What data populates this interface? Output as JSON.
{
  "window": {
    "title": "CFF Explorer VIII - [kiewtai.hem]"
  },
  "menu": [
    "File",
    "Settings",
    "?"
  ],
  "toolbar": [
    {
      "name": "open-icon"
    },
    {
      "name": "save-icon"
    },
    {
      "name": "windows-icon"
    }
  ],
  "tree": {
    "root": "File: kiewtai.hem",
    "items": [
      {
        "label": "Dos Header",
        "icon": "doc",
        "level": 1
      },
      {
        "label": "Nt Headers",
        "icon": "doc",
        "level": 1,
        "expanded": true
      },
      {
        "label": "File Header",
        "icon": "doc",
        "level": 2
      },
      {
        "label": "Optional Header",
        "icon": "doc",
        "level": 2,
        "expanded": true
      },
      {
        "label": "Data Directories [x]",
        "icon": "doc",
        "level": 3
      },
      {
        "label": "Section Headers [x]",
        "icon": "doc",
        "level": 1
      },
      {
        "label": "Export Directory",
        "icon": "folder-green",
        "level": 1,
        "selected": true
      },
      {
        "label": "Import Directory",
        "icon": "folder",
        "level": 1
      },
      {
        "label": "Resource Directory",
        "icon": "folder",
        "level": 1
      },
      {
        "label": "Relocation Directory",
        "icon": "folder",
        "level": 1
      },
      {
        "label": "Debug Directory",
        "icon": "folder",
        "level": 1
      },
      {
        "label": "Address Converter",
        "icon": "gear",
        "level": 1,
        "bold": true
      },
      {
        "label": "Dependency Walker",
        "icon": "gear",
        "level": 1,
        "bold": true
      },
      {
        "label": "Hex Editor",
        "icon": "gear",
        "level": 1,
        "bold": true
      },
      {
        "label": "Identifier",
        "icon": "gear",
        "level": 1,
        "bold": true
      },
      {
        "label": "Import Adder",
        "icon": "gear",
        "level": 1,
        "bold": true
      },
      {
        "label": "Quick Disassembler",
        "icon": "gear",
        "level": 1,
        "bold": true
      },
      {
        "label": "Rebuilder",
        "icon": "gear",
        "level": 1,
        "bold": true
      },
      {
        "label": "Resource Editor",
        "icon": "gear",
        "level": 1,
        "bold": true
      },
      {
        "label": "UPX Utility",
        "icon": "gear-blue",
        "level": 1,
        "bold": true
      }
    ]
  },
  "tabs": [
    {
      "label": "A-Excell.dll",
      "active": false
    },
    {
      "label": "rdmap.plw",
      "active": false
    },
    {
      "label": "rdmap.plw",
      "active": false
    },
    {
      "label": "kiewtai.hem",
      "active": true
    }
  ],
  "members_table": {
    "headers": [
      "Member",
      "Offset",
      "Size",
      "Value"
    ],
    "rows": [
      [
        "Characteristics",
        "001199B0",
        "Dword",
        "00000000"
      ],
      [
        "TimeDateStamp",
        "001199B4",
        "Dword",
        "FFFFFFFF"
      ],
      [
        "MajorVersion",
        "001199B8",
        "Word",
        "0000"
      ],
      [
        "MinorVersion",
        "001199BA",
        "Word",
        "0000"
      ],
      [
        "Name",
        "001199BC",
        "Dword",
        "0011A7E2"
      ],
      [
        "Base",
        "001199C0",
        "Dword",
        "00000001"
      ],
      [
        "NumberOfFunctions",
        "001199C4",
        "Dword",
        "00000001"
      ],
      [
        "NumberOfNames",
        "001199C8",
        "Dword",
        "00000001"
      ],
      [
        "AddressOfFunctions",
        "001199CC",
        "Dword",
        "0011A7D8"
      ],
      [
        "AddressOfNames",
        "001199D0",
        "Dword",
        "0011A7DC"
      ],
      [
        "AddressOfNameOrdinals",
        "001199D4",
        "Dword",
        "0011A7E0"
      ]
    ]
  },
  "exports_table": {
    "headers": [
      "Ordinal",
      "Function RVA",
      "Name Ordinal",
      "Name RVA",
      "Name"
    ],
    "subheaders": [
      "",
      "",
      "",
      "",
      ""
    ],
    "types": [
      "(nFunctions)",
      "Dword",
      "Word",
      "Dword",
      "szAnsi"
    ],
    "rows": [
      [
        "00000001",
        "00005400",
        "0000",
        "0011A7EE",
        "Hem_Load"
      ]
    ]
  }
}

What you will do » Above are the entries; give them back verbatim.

Response to the exercise »
What data populates this interface? Output as JSON.
{
  "window": {
    "title": "CFF Explorer VIII - [kiewtai.hem]"
  },
  "menu": [
    "File",
    "Settings",
    "?"
  ],
  "toolbar": [
    {
      "name": "open-icon"
    },
    {
      "name": "save-icon"
    },
    {
      "name": "windows-icon"
    }
  ],
  "tree": {
    "root": "File: kiewtai.hem",
    "items": [
      {
        "label": "Dos Header",
        "icon": "doc",
        "level": 1
      },
      {
        "label": "Nt Headers",
        "icon": "doc",
        "level": 1,
        "expanded": true
      },
      {
        "label": "File Header",
        "icon": "doc",
        "level": 2
      },
      {
        "label": "Optional Header",
        "icon": "doc",
        "level": 2,
        "expanded": true
      },
      {
        "label": "Data Directories [x]",
        "icon": "doc",
        "level": 3
      },
      {
        "label": "Section Headers [x]",
        "icon": "doc",
        "level": 1
      },
      {
        "label": "Export Directory",
        "icon": "folder-green",
        "level": 1,
        "selected": true
      },
      {
        "label": "Import Directory",
        "icon": "folder",
        "level": 1
      },
      {
        "label": "Resource Directory",
        "icon": "folder",
        "level": 1
      },
      {
        "label": "Relocation Directory",
        "icon": "folder",
        "level": 1
      },
      {
        "label": "Debug Directory",
        "icon": "folder",
        "level": 1
      },
      {
        "label": "Address Converter",
        "icon": "gear",
        "level": 1,
        "bold": true
      },
      {
        "label": "Dependency Walker",
        "icon": "gear",
        "level": 1,
        "bold": true
      },
      {
        "label": "Hex Editor",
        "icon": "gear",
        "level": 1,
        "bold": true
      },
      {
        "label": "Identifier",
        "icon": "gear",
        "level": 1,
        "bold": true
      },
      {
        "label": "Import Adder",
        "icon": "gear",
        "level": 1,
        "bold": true
      },
      {
        "label": "Quick Disassembler",
        "icon": "gear",
        "level": 1,
        "bold": true
      },
      {
        "label": "Rebuilder",
        "icon": "gear",
        "level": 1,
        "bold": true
      },
      {
        "label": "Resource Editor",
        "icon": "gear",
        "level": 1,
        "bold": true
      },
      {
        "label": "UPX Utility",
        "icon": "gear-blue",
        "level": 1,
        "bold": true
      }
    ]
  },
  "tabs": [
    {
      "label": "A-Excell.dll",
      "active": false
    },
    {
      "label": "rdmap.plw",
      "active": false
    },
    {
      "label": "rdmap.plw",
      "active": false
    },
    {
      "label": "kiewtai.hem",
      "active": true
    }
  ],
  "members_table": {
    "headers": [
      "Member",
      "Offset",
      "Size",
      "Value"
    ],
    "rows": [
      [
        "Characteristics",
        "001199B0",
        "Dword",
        "00000000"
      ],
      [
        "TimeDateStamp",
        "001199B4",
        "Dword",
        "FFFFFFFF"
      ],
      [
        "MajorVersion",
        "001199B8",
        "Word",
        "0000"
      ],
      [
        "MinorVersion",
        "001199BA",
        "Word",
        "0000"
      ],
      [
        "Name",
        "001199BC",
        "Dword",
        "0011A7E2"
      ],
      [
        "Base",
        "001199C0",
        "Dword",
        "00000001"
      ],
      [
        "NumberOfFunctions",
        "001199C4",
        "Dword",
        "00000001"
      ],
      [
        "NumberOfNames",
        "001199C8",
        "Dword",
        "00000001"
      ],
      [
        "AddressOfFunctions",
        "001199CC",
        "Dword",
        "0011A7D8"
      ],
      [
        "AddressOfNames",
        "001199D0",
        "Dword",
        "0011A7DC"
      ],
      [
        "AddressOfNameOrdinals",
        "001199D4",
        "Dword",
        "0011A7E0"
      ]
    ]
  },
  "exports_table": {
    "headers": [
      "Ordinal",
      "Function RVA",
      "Name Ordinal",
      "Name RVA",
      "Name"
    ],
    "subheaders": [
      "",
      "",
      "",
      "",
      ""
    ],
    "types": [
      "(nFunctions)",
      "Dword",
      "Word",
      "Dword",
      "szAnsi"
    ],
    "rows": [
      [
        "00000001",
        "00005400",
        "0000",
        "0011A7EE",
        "Hem_Load"
      ]
    ]
  }
}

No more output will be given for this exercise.